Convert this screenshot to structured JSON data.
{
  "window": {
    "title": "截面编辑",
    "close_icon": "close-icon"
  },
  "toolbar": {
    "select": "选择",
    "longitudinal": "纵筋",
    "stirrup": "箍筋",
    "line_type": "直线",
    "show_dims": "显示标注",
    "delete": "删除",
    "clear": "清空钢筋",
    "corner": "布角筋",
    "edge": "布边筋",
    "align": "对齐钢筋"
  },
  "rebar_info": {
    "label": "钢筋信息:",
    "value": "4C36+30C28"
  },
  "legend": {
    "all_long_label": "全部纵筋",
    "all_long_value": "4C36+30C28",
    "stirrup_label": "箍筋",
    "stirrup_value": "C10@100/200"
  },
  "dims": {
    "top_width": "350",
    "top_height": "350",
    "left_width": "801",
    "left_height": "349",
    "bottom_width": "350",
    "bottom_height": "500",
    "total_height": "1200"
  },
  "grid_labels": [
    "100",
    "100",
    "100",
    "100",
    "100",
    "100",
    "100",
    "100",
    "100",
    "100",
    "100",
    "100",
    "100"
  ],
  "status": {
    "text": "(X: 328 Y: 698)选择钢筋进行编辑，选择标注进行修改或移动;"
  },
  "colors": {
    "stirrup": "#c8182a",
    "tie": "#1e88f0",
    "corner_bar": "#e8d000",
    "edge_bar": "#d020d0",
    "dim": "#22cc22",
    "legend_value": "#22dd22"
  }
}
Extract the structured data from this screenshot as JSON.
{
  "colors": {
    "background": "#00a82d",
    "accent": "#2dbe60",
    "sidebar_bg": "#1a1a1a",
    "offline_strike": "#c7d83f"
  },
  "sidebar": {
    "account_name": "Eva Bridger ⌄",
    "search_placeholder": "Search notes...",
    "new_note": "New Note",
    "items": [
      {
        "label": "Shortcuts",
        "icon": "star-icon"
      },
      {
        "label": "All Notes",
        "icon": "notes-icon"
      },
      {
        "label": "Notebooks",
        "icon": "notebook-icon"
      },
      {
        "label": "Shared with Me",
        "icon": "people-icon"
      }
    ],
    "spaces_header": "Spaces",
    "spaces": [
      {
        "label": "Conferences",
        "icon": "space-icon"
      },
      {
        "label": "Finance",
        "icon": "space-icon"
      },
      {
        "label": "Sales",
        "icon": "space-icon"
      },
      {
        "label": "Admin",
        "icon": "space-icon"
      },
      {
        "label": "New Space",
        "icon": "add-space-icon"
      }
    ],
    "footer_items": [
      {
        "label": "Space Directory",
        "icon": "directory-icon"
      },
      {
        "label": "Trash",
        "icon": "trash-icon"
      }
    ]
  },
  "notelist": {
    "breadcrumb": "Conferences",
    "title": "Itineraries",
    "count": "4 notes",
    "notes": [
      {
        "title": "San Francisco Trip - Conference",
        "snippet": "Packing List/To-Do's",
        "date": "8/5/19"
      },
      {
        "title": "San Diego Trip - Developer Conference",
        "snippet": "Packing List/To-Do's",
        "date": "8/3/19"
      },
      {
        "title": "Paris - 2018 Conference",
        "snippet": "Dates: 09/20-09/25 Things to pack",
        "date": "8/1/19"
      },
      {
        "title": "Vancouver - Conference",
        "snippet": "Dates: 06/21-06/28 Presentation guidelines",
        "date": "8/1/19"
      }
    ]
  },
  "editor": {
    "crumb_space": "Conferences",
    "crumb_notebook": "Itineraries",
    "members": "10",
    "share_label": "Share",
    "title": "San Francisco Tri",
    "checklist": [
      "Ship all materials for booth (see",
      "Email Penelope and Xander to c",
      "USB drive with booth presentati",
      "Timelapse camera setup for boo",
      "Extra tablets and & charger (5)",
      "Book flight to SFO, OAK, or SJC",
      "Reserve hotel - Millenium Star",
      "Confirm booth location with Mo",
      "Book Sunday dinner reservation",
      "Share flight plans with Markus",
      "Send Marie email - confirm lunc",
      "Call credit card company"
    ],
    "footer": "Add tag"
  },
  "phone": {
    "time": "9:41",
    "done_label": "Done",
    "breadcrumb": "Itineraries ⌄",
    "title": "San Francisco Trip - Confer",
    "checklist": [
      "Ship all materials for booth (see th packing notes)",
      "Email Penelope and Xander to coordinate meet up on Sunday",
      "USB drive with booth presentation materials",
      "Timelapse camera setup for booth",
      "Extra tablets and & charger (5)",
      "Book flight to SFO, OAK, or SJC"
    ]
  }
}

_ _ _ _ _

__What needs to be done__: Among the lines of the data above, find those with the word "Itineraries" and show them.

__Output for this task__:
    "title": "Itineraries",
    "crumb_notebook": "Itineraries",
    "breadcrumb": "Itineraries ⌄",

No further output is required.